▶ [About this task] Collect the lines of the entries where "image" shows up.
---------- Material supplied ----------
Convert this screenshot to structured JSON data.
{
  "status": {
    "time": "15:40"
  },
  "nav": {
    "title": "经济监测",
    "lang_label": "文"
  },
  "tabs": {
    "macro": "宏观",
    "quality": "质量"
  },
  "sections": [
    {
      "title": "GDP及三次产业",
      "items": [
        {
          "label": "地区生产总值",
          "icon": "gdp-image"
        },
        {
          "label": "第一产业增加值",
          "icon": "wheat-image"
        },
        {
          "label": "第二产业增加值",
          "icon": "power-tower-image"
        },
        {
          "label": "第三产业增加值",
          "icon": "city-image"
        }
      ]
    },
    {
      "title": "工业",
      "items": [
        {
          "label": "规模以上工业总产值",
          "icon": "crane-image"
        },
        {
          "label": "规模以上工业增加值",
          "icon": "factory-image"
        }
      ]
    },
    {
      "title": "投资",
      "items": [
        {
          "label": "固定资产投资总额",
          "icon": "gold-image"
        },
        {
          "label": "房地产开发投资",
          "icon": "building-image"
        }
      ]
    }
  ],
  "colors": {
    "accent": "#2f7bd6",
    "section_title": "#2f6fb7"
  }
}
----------
▶ [Response area]
          "icon": "gdp-image"
          "icon": "wheat-image"
          "icon": "power-tower-image"
          "icon": "city-image"
          "icon": "crane-image"
          "icon": "factory-image"
          "icon": "gold-image"
          "icon": "building-image"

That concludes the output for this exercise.